>>>

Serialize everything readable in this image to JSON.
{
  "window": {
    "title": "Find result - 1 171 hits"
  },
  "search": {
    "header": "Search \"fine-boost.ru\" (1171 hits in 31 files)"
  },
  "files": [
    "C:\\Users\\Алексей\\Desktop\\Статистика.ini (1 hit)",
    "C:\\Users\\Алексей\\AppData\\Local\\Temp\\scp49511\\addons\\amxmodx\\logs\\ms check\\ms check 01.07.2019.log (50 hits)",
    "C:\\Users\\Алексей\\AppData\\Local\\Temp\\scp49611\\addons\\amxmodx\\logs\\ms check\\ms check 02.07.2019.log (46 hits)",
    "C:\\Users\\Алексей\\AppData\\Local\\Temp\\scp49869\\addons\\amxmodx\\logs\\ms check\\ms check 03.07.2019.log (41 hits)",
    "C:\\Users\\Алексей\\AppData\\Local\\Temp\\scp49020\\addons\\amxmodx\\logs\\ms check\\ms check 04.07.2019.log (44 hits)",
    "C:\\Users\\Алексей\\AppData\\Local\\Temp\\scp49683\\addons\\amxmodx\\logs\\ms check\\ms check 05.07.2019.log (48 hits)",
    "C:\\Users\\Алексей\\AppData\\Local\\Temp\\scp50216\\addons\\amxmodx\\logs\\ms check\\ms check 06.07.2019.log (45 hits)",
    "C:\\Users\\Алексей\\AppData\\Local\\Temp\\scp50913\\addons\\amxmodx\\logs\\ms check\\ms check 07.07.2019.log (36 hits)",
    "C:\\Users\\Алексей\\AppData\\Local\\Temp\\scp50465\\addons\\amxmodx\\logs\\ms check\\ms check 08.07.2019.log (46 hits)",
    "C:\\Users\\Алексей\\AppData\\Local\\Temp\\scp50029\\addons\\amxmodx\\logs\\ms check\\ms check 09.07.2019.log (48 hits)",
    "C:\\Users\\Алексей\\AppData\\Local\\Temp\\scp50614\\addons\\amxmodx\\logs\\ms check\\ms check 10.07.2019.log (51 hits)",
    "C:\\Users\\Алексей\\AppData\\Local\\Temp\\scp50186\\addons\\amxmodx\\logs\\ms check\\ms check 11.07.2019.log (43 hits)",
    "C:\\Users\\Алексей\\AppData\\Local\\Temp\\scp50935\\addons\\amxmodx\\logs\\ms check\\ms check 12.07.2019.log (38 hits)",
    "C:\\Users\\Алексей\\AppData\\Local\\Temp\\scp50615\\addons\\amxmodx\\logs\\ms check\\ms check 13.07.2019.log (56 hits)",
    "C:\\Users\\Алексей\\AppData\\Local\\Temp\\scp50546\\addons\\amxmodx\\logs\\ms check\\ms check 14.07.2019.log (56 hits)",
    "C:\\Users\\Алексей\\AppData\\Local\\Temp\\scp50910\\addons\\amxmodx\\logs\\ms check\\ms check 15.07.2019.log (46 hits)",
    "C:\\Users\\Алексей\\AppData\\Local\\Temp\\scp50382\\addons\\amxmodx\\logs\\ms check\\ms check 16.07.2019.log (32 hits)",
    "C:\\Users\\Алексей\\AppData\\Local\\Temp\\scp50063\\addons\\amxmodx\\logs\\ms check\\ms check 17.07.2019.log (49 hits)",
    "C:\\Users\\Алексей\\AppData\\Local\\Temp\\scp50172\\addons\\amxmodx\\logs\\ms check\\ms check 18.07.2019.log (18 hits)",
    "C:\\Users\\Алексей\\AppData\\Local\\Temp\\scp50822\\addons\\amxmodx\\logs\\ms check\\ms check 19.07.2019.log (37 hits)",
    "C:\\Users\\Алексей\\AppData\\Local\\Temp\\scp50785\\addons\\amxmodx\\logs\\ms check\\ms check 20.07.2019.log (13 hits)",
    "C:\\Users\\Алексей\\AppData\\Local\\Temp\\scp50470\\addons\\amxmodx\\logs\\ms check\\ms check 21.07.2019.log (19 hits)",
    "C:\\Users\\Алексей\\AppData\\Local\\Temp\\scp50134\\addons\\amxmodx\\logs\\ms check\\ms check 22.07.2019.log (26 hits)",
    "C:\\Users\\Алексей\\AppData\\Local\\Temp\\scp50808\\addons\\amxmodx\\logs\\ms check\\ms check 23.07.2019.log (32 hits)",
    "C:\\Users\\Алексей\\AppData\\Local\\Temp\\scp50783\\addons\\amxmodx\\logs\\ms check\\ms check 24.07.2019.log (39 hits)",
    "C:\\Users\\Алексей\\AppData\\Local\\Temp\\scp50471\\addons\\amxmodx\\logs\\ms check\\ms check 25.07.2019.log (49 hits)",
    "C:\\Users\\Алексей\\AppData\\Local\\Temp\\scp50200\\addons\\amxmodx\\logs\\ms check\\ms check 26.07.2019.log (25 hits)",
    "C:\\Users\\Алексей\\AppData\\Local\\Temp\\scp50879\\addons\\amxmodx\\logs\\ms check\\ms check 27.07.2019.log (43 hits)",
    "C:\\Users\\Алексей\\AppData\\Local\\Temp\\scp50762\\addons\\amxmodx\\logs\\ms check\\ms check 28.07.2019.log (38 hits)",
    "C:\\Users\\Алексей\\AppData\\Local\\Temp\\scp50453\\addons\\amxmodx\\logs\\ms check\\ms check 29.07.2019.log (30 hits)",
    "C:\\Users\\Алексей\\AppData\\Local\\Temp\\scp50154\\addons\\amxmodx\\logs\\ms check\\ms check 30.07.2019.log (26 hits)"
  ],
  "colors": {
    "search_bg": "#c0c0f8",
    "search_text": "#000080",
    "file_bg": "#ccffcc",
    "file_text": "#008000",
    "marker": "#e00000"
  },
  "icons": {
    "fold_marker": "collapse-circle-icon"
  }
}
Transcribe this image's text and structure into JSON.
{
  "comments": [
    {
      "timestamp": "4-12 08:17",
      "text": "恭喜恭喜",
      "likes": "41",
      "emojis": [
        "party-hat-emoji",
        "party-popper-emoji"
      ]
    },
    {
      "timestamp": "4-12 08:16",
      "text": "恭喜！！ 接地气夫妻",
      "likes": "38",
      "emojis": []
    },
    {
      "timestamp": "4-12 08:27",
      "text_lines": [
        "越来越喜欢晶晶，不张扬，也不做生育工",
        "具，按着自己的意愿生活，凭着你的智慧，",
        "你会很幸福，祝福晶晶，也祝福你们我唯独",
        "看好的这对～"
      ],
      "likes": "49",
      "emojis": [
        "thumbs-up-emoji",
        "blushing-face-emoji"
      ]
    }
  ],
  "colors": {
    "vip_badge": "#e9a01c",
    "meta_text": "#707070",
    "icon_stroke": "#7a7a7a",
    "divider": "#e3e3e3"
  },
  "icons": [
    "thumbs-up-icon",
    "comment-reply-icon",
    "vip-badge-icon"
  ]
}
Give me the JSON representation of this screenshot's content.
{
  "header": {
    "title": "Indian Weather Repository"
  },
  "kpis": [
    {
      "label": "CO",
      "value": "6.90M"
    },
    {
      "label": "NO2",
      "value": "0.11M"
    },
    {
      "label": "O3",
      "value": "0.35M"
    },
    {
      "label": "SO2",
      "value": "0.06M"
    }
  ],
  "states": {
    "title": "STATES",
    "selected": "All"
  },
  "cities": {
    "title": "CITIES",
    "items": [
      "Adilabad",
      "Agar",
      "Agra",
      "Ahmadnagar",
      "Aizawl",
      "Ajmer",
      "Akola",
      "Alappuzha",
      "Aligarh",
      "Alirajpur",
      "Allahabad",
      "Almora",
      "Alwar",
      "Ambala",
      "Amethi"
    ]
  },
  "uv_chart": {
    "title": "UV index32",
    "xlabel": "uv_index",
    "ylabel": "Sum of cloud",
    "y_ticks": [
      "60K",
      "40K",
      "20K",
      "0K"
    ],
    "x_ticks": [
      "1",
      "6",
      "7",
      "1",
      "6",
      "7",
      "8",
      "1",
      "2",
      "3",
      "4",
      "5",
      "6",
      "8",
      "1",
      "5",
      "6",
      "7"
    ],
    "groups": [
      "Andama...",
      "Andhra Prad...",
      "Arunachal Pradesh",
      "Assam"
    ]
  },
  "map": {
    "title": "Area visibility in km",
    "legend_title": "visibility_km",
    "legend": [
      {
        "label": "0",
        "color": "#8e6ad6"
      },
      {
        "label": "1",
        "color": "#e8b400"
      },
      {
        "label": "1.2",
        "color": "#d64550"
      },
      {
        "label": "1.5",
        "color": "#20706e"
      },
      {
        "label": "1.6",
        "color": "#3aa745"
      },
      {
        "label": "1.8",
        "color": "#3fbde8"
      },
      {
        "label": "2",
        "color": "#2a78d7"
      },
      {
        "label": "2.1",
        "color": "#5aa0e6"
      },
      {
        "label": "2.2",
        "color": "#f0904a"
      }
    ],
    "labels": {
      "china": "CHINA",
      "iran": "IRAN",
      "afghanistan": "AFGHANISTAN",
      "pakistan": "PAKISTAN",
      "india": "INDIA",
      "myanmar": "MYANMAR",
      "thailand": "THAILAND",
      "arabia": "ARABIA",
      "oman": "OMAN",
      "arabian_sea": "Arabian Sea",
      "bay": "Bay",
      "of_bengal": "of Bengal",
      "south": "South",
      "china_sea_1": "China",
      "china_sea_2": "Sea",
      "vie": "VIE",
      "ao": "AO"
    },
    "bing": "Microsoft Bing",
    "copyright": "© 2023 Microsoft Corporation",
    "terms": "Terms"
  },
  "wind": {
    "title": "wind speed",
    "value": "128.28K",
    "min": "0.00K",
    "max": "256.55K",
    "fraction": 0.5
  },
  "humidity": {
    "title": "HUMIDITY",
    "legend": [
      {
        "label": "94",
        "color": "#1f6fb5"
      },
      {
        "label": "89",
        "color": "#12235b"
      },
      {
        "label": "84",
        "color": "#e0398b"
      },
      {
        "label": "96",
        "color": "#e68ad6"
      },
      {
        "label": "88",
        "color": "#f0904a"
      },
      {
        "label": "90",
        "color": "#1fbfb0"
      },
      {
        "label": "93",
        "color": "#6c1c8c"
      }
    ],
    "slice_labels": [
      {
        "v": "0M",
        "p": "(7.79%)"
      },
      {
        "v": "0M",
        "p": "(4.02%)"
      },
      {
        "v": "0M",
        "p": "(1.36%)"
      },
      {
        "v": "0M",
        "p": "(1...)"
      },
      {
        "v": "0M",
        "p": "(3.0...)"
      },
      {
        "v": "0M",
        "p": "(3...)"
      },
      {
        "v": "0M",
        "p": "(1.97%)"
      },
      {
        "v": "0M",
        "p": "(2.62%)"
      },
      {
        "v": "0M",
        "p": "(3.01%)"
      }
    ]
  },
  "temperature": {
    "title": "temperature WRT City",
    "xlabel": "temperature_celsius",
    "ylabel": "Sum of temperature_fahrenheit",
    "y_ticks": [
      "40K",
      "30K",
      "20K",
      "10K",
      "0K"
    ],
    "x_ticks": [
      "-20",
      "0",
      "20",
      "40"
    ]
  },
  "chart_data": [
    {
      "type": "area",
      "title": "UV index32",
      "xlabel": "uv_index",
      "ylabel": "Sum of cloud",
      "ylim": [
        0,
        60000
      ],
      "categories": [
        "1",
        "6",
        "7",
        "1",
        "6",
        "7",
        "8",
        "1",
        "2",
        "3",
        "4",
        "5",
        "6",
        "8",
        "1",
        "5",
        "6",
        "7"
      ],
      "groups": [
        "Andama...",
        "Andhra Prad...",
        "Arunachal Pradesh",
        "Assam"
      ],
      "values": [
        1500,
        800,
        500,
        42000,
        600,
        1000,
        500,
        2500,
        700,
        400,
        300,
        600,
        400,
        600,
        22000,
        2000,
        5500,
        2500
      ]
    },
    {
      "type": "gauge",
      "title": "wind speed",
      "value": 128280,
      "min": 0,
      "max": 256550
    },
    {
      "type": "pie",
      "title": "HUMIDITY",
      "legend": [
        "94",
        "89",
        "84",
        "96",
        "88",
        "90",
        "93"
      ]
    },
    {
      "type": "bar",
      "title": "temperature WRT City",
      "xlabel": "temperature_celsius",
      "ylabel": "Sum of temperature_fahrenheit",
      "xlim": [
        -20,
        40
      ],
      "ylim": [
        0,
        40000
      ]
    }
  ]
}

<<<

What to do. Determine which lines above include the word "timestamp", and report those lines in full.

Finished exercise.
      "timestamp": "4-12 08:17",
      "timestamp": "4-12 08:16",
      "timestamp": "4-12 08:27",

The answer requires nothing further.